The Manual of Patent Examining Procedure (MPEP)

An Overview of the MPEP

The Manual of Patent Examining Procedure (MPEP) is a comprehensive guide published by the United States Patent and Trademark Office (USPTO). It provides patent examiners with guidelines on how to examine patent applications and make determinations about their patentability.

The MPEP covers a wide range of topics, including patentability standards, procedures for examining applications, and legal interpretations of patent laws and regulations. It is a valuable resource for both patent examiners and individuals seeking to navigate the patent application process.

How the MPEP Guides Patent Examiners

The MPEP serves as a reference tool for patent examiners, providing them with the necessary guidance to ensure consistent and accurate examination of patent applications. It helps examiners understand the requirements and legal precedents that apply to different aspects of patent examination, such as novelty, non-obviousness, and enablement.

The MPEP also outlines specific procedures and rules that examiners must follow when assessing patent applications, from understanding the necessary documentation to conducting prior art searches and evaluating the claims made in the application.

The Intersection of the MPEP and Restrictive Covenants

The MPEP does not specifically address restrictive covenants, as its focus is primarily on the examination process and patentability requirements. However, patent examiners may encounter situations where the existence of a restrictive covenant could impact the patentability or ownership of an invention.

When assessing an application, examiners must be aware of any potential conflicts or restrictions imposed by restrictive covenants. These factors may influence whether an invention meets the requirements for patentability or if it falls within the scope of the inventor’s employment.

The Patent Bar: An Essential Examination

The Importance of the Patent Bar

The Patent Bar refers to the examination that individuals must pass to become registered patent practitioners before the USPTO. This examination ensures that practitioners have the necessary knowledge and understanding of patent laws, rules, and procedures to effectively represent clients in patent-related matters.

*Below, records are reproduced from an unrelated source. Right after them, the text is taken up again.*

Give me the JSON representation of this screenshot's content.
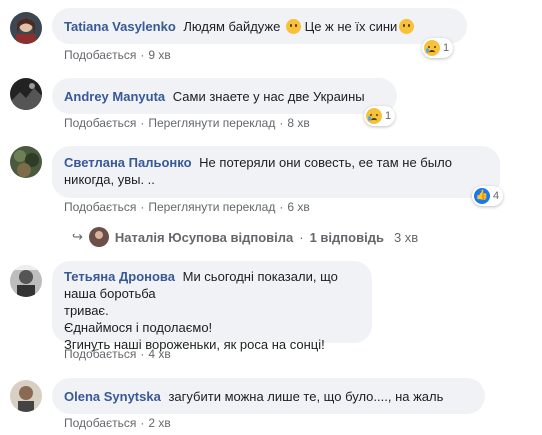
{
  "comments": [
    {
      "author": "Tatiana Vasylenko",
      "text_part1": "Людям байдуже ",
      "text_part2": " Це ж не їх сини",
      "reaction_count": "1",
      "like_label": "Подобається",
      "time": "9 хв"
    },
    {
      "author": "Andrey Manyuta",
      "text": "Сами знаете у нас две Украины",
      "reaction_count": "1",
      "like_label": "Подобається",
      "translate_label": "Переглянути переклад",
      "time": "8 хв"
    },
    {
      "author": "Светлана Пальонко",
      "text_line1": "Не потеряли они совесть, ее там не было",
      "text_line2": "никогда, увы. ..",
      "reaction_count": "4",
      "like_label": "Подобається",
      "translate_label": "Переглянути переклад",
      "time": "6 хв",
      "reply": {
        "name": "Наталія Юсупова відповіла",
        "count": "1 відповідь",
        "time": "3 хв"
      }
    },
    {
      "author": "Тетьяна Дронова",
      "text_line1": "Ми сьогодні показали, що наша боротьба",
      "text_line2": "триває.",
      "text_line3": "Єднаймося і подолаємо!",
      "text_line4": "Згинуть наші вороженьки, як роса на сонці!",
      "like_label": "Подобається",
      "time": "4 хв"
    },
    {
      "author": "Olena Synytska",
      "text": "загубити можна лише те, що було...., на жаль",
      "like_label": "Подобається",
      "time": "2 хв"
    }
  ],
  "colors": {
    "author": "#385898",
    "bubble": "#f0f2f5",
    "meta": "#65676b",
    "like_blue": "#1877f2",
    "emoji_yellow": "#f7c23a"
  }
}
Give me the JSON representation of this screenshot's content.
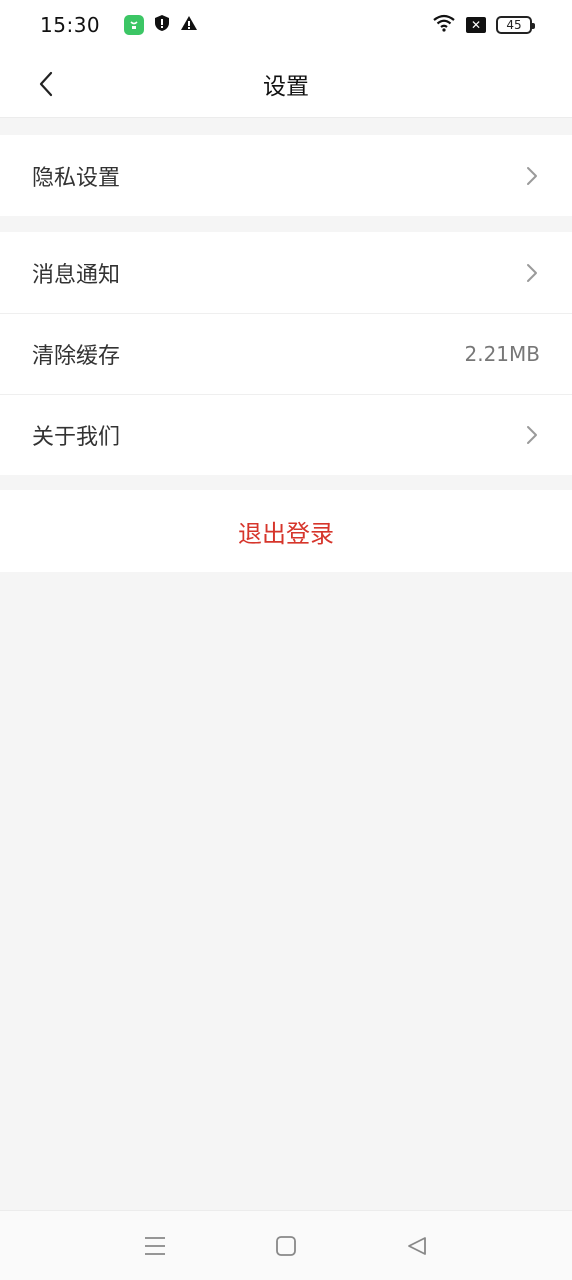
{
  "status_bar": {
    "time": "15:30",
    "battery_level": "45",
    "icons": [
      "app-notification-icon",
      "shield-alert-icon",
      "warning-icon",
      "wifi-icon",
      "sim-no-signal-icon",
      "battery-icon"
    ]
  },
  "header": {
    "title": "设置",
    "back_icon": "chevron-left-icon"
  },
  "sections": {
    "privacy": {
      "label": "隐私设置"
    },
    "notifications": {
      "label": "消息通知"
    },
    "clear_cache": {
      "label": "清除缓存",
      "value": "2.21MB"
    },
    "about": {
      "label": "关于我们"
    }
  },
  "logout": {
    "label": "退出登录",
    "color": "#d6352b"
  },
  "nav_bar": {
    "icons": [
      "menu-icon",
      "home-icon",
      "back-triangle-icon"
    ]
  }
}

Passing the Patent Bar is a requirement for individuals seeking to become patent attorneys or agents. It demonstrates their competency and ability to navigate the complex world of patent law and effectively advocate for their clients’ interests.

Preparing for the Patent Bar Exam

Preparing for the Patent Bar exam requires a solid understanding of patent laws, rules, and procedures. Candidates must study a wide range of topics, including patentable subject matter, prior art, prosecution procedures, and the legal obligations of patent practitioners.

Many candidates choose to enroll in specialized courses or use study materials specifically designed for the Patent Bar exam. These resources help them familiarize themselves with the exam format, review key concepts, and practice applying their knowledge to hypothetical scenarios.

How Restrictive Covenants Influence the Patent Bar

Restrictive covenants can have an impact on individuals preparing for the Patent Bar exam. For example, an aspiring patent attorney who has previously worked in a related industry may face restrictions on the type of work they can do while studying for the exam.

Moreover, individuals bound by restrictive covenants may need to navigate the potential conflicts or restrictions when advising clients or dealing with cases related to their previous employment. Understanding the legal implications of restrictive covenants is essential for any practitioner in the field of patent law.

In conclusion, a solid grasp of restrictive covenants, patents, the MPEP, and the Patent Bar is vital for anyone involved or interested in patent law. Restrictive covenants serve as legal mechanisms to protect businesses, but their application in the patent realm requires careful consideration of the rights of both inventors and employers. The MPEP provides patent examiners with the necessary guidance to assess applications accurately, while the Patent Bar ensures practitioners possess the requisite knowledge to navigate the complexities of patent law. By exploring these interrelated topics, one can gain a deeper understanding of the dynamic world of patents and how restrictive covenants shape it.